Distractions come at us at warp-speed in this multi-screen, technology-driven world, and it’s easy to let those distractions eat up valuable business hours. But success in sales means actually selling, so anything that doesn’t contribute to business development is a waste of time.
Most salespeople only spend about 10 percent of their workdays actively selling and another 10 percent on prospecting, according to Augusoft. That’s a mere 20 percent of your day dedicated to building your pipeline and bringing in new business—staggering!
So how do you increase sales productivity with so many distractions competing for your attention?
To go fast, we must slow down—that’s a wise saying. In our world of constant change and complexity, we feel compelled to speed up in order to keep up—with the latest technology, the latest thinking, or the latest news. And, of course, with our competition.

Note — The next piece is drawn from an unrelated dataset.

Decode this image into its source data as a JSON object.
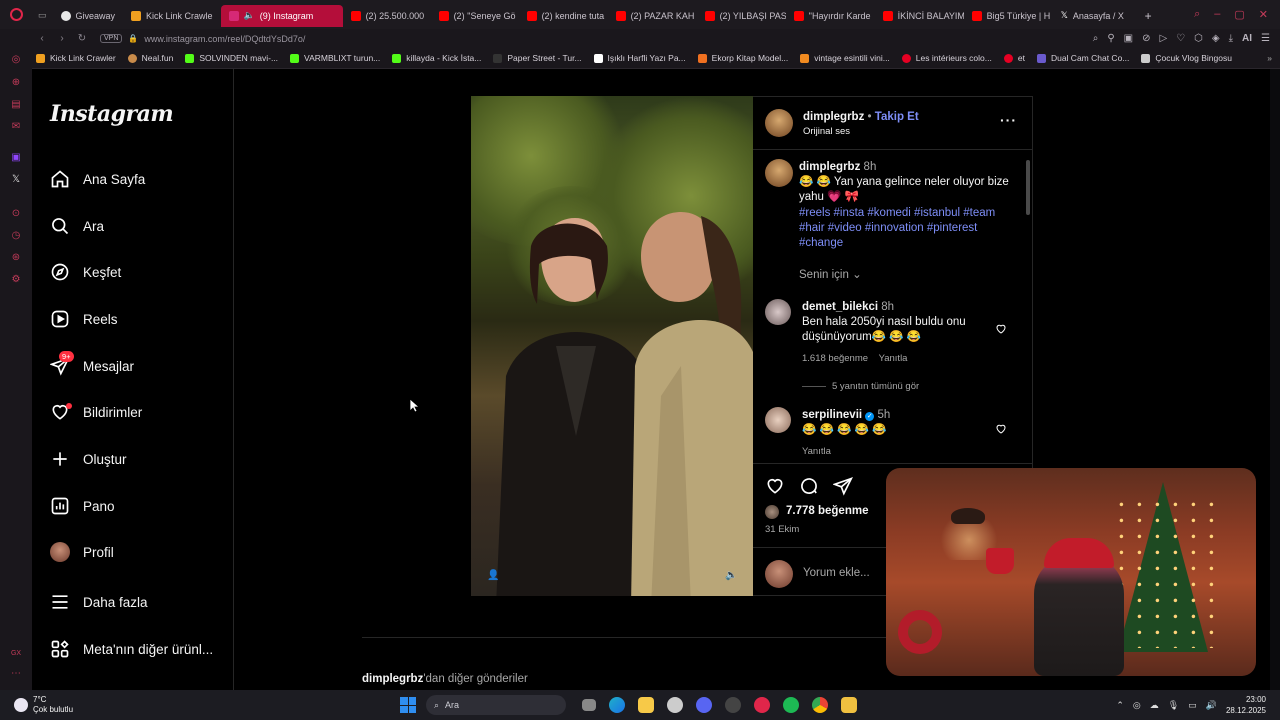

Here’s the problem: We’re trying to catch up with things that are in the past. So the faster we run, the further behind we get. We’re so busy being busy that we miss out on the present and have no mental space to think about the future, let alone create it.
Block out the distractions and focus on the sales activities that matter—connecting with clients, building your referral network and asking for referral introductions. Block out at least two hours every day to talk to prospects and clients. It’s amazing what you’ll learn, and they might even have more business for you.
My trick for staying on course? I do what’s “closest to cash” first every single day.
This could mean writing a proposal, following up on a referral, scheduling a meeting with a prospect, caring for current clients, or chatting with potential referral sources.
Yes, I spend a little time checking email and social media, but when my timer pings at 30 minutes, I sign off. I used to clean out my Inbox every day—not anymore. Unless an activity contributes to building my business, it’s a waste of my prime business hours. I can research, read and listen to podcasts and webcasts when (or if) I have time.
Learn more productivity tips from sales thought leaders on salesforce.com, or download our free e-book.